Your output should be each line from the material below that has the word "data".

^^^^

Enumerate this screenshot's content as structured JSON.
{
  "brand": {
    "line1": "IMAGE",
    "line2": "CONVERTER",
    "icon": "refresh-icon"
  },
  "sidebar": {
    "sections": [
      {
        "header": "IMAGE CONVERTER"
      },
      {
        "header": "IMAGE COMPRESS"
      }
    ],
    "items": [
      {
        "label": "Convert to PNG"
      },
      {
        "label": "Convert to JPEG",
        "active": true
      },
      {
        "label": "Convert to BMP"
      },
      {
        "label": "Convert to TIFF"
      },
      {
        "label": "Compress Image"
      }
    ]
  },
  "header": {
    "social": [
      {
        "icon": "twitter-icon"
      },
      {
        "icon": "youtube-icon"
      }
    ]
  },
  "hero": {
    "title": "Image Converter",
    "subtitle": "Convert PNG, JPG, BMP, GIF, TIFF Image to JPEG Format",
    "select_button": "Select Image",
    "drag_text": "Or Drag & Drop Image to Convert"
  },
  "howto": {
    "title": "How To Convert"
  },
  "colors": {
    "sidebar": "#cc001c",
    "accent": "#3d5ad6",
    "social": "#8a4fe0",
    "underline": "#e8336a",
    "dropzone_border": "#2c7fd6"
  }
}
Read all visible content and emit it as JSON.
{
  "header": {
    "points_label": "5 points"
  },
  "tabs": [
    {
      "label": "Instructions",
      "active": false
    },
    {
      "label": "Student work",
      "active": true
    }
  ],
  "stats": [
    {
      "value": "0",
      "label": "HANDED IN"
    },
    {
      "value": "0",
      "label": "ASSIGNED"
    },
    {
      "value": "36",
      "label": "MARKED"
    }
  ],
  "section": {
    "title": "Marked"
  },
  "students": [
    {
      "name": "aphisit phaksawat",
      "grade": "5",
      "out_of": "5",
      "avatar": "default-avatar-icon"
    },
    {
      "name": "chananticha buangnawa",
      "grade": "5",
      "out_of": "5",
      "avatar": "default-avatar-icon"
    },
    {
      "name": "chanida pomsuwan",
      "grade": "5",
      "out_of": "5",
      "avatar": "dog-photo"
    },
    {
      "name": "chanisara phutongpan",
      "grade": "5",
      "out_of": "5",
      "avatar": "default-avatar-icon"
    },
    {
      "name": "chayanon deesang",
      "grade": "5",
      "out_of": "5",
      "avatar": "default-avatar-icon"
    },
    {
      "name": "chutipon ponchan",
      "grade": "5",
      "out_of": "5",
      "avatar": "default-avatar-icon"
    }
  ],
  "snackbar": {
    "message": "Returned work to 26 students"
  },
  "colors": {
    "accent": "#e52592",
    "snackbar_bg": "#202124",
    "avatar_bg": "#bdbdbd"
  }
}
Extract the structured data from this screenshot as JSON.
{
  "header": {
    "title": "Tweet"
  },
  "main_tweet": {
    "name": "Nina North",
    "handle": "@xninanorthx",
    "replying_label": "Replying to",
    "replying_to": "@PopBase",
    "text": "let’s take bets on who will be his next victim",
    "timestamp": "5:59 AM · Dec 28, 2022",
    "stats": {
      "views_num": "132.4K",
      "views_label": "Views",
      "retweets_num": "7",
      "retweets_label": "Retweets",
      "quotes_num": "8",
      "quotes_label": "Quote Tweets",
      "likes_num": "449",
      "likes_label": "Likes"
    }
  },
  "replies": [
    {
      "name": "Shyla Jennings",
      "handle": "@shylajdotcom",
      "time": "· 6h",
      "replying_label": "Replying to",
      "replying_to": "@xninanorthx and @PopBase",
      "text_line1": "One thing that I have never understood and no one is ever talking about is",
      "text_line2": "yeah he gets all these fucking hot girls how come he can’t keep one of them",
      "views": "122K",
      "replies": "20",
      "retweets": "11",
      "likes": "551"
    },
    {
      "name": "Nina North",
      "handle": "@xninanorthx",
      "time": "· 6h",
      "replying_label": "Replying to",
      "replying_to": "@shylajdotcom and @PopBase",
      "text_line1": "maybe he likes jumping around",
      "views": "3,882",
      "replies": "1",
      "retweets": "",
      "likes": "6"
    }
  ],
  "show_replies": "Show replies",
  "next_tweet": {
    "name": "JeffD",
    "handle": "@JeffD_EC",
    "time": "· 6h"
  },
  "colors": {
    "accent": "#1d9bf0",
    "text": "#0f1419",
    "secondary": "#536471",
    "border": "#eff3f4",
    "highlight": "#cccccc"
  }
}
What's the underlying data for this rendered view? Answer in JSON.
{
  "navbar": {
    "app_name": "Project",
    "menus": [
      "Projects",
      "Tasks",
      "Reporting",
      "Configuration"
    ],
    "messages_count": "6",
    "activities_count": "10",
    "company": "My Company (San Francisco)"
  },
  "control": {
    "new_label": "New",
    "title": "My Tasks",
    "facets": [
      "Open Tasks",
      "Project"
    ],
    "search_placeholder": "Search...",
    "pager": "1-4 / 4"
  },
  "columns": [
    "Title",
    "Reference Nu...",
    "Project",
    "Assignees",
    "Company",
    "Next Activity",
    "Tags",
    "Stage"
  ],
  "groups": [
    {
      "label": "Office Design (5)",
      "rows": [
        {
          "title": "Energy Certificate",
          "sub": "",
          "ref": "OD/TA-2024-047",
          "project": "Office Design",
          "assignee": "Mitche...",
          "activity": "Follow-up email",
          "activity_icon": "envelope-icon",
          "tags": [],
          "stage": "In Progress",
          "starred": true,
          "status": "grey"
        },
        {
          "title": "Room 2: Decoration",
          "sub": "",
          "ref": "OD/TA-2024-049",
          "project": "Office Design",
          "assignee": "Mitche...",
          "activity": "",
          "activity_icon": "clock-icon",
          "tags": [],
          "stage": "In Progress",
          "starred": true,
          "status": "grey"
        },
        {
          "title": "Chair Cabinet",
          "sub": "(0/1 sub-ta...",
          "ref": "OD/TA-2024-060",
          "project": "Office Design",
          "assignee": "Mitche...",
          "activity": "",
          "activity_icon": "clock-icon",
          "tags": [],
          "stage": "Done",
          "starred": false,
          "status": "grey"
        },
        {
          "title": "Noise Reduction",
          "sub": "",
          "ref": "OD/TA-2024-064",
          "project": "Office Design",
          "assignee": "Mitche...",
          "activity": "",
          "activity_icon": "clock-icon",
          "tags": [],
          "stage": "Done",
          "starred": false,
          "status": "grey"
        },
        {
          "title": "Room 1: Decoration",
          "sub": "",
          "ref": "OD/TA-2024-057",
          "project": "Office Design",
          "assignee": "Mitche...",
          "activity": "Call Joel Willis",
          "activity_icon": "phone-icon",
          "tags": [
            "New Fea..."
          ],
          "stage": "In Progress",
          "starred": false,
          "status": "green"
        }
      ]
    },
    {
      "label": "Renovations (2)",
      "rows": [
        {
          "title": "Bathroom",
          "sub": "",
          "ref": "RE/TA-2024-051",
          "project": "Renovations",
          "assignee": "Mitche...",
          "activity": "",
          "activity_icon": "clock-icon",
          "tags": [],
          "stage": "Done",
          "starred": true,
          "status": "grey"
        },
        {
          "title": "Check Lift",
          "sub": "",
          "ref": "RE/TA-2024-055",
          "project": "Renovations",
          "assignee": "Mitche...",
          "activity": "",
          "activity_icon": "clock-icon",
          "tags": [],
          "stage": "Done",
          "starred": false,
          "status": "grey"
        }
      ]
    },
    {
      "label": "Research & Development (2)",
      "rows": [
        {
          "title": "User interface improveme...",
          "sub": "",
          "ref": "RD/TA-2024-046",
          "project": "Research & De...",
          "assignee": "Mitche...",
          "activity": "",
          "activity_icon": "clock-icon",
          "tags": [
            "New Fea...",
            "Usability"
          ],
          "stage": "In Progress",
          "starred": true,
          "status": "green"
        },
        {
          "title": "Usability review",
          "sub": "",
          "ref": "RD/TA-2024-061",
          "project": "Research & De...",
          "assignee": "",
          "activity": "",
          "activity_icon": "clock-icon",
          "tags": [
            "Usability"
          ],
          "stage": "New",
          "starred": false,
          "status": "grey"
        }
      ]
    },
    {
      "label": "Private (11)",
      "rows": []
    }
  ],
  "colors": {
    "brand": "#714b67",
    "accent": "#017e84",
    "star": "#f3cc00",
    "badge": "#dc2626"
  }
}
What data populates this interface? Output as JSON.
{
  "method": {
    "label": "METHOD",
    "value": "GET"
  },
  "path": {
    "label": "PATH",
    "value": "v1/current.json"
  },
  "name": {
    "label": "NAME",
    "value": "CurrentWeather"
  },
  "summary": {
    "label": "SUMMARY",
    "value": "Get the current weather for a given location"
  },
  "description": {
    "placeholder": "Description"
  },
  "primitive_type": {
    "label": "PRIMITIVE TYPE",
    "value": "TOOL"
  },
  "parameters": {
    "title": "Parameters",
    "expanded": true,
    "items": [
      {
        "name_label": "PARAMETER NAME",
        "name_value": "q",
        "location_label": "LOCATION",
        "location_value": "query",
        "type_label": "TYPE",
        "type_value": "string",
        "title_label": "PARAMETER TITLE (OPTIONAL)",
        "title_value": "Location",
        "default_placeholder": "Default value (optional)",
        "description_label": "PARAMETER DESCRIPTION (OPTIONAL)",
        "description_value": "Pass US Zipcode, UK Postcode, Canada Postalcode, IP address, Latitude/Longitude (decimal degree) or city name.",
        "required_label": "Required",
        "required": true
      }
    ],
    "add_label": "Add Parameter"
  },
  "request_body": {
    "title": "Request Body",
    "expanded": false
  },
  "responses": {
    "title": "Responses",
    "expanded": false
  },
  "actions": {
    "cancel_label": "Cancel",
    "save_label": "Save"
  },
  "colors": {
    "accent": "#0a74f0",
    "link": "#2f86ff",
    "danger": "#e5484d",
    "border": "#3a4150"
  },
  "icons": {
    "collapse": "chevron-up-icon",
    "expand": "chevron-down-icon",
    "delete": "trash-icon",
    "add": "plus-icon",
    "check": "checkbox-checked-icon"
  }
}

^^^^

> **Exercise solution**
Extract the structured data from this screenshot as JSON.
What's the underlying data for this rendered view? Answer in JSON.
What data populates this interface? Output as JSON.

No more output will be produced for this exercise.